The answer must be a single number: how many lines in the entries below contain the word "device".

---- Task input

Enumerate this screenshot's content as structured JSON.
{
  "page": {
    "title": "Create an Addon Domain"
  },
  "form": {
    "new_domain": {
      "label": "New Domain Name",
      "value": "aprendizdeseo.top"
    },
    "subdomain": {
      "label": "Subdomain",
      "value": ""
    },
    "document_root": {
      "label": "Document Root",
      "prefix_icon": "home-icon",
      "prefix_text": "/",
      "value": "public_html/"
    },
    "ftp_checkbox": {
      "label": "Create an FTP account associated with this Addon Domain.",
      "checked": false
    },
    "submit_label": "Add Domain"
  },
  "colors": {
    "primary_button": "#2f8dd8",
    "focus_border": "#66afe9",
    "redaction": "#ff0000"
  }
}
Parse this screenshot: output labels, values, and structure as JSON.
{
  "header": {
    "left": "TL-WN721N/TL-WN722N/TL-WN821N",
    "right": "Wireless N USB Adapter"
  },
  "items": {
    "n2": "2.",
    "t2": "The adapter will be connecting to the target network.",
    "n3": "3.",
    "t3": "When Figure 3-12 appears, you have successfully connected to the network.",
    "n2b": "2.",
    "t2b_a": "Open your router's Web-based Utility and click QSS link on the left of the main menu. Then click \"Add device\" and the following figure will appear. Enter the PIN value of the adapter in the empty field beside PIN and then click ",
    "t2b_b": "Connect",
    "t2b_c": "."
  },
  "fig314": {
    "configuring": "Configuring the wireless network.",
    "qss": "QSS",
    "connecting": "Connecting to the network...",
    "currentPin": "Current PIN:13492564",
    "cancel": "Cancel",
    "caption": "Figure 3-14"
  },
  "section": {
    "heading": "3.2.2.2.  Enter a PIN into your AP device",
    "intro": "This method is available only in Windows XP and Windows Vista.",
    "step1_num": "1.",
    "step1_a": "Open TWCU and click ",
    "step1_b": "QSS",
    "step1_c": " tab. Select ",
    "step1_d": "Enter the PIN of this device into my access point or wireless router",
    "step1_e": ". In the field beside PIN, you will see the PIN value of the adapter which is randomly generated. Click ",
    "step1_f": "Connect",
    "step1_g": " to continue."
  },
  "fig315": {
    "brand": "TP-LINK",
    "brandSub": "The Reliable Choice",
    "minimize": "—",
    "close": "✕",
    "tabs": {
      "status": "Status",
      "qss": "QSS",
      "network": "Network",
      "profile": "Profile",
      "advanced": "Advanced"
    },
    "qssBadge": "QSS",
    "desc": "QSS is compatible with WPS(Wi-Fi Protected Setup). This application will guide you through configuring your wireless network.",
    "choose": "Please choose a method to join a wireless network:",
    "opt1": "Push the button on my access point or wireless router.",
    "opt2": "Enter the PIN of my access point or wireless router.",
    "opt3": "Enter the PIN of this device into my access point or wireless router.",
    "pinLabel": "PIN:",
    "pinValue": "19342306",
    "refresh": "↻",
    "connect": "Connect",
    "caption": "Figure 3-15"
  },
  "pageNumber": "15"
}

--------

**Solution for this problem**
4